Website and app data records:
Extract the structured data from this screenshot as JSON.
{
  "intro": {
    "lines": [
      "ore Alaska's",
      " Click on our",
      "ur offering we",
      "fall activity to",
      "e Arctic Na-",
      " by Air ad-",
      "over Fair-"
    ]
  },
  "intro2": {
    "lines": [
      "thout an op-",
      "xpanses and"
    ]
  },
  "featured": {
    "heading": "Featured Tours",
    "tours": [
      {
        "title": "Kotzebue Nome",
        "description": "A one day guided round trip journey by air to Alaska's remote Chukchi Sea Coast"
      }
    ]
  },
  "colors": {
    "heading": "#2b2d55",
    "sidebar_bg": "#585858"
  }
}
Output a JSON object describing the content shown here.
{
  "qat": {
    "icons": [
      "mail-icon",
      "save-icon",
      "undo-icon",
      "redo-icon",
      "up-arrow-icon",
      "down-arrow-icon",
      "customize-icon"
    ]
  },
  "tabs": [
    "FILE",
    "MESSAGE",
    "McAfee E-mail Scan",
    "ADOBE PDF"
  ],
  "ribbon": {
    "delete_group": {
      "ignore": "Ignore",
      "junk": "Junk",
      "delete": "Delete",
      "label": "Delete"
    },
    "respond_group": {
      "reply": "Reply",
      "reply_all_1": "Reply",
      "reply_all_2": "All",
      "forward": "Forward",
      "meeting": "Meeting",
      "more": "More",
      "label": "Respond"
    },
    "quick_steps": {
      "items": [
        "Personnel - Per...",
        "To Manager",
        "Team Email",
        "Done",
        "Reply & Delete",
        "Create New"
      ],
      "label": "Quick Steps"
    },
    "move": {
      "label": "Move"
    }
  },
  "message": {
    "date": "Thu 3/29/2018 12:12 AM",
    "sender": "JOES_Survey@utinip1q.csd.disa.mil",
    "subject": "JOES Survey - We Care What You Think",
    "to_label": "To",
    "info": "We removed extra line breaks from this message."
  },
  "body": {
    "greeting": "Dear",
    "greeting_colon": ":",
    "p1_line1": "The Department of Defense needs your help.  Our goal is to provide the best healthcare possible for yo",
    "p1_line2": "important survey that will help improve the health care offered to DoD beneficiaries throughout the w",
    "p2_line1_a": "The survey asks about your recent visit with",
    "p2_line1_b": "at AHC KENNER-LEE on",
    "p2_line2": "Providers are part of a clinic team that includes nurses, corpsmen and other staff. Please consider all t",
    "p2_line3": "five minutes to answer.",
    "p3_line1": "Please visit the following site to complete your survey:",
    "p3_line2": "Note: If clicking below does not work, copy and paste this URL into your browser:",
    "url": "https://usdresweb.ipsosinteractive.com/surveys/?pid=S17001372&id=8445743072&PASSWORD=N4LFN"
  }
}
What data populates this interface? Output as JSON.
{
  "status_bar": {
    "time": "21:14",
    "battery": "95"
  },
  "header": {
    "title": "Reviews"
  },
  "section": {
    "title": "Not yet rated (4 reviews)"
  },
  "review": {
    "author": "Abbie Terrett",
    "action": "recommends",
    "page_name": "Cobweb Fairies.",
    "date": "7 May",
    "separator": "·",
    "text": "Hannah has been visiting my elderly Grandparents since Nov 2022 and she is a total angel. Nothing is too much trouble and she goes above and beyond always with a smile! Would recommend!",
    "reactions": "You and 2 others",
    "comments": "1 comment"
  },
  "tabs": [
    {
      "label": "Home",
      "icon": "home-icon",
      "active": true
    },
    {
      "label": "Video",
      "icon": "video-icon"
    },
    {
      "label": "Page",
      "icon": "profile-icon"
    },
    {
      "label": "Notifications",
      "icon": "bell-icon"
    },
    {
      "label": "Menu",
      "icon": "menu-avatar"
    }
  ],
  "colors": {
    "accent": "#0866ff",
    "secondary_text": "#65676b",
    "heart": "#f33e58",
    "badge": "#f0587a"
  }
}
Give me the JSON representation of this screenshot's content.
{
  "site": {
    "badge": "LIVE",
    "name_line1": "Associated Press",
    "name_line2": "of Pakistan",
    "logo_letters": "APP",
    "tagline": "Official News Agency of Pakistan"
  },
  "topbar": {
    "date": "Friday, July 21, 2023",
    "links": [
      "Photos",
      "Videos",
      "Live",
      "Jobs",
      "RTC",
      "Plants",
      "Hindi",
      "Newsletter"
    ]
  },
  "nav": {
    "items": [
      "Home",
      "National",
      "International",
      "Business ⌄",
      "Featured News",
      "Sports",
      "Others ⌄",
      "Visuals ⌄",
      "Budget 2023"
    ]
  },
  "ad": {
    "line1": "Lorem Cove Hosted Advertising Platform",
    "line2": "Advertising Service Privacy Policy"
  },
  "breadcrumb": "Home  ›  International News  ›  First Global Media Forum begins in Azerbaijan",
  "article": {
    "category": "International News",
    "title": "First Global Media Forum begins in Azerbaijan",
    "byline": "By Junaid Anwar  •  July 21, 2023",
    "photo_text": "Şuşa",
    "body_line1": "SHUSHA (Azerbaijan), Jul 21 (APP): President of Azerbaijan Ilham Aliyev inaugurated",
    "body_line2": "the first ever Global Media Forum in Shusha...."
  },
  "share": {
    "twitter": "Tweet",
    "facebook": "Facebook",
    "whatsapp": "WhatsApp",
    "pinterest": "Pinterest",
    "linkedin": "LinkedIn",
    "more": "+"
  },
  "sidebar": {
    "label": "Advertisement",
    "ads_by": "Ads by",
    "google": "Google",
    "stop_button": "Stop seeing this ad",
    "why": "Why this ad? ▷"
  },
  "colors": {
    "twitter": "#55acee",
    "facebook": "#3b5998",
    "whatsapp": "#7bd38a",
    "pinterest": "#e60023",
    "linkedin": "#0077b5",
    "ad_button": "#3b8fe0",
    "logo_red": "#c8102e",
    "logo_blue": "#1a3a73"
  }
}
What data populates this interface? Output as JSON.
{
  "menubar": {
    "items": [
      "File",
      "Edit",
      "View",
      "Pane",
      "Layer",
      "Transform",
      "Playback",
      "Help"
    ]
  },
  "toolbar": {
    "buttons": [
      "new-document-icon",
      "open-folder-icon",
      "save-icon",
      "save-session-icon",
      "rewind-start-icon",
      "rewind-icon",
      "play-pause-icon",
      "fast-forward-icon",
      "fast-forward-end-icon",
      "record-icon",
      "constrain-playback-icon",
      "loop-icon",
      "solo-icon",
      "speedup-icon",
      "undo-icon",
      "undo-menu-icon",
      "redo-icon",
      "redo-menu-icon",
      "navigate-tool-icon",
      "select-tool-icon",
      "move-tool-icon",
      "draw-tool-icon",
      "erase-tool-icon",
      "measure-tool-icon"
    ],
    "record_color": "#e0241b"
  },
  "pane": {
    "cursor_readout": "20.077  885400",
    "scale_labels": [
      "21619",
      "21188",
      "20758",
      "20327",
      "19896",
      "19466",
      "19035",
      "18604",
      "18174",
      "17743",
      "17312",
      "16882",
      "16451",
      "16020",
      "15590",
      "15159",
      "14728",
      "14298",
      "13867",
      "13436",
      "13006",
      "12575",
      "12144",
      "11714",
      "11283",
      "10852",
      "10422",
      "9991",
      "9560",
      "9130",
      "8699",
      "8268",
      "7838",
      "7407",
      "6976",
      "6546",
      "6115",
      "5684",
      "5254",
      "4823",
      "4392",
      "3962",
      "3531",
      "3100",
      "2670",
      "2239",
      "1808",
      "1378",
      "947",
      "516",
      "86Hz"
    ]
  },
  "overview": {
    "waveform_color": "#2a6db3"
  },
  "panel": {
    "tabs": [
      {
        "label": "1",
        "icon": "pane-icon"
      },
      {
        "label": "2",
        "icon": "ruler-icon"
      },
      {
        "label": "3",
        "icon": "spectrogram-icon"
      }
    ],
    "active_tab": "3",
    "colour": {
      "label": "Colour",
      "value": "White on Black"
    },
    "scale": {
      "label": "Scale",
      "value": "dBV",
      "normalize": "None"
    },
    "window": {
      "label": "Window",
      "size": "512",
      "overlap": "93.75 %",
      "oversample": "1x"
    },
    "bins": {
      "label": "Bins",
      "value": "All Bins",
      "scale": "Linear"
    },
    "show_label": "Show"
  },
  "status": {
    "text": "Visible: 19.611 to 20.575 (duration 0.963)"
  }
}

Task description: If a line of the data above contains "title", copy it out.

Final answer:
        "title": "Kotzebue Nome",
    "title": "Reviews"
    "title": "Not yet rated (4 reviews)"
    "title": "First Global Media Forum begins in Azerbaijan",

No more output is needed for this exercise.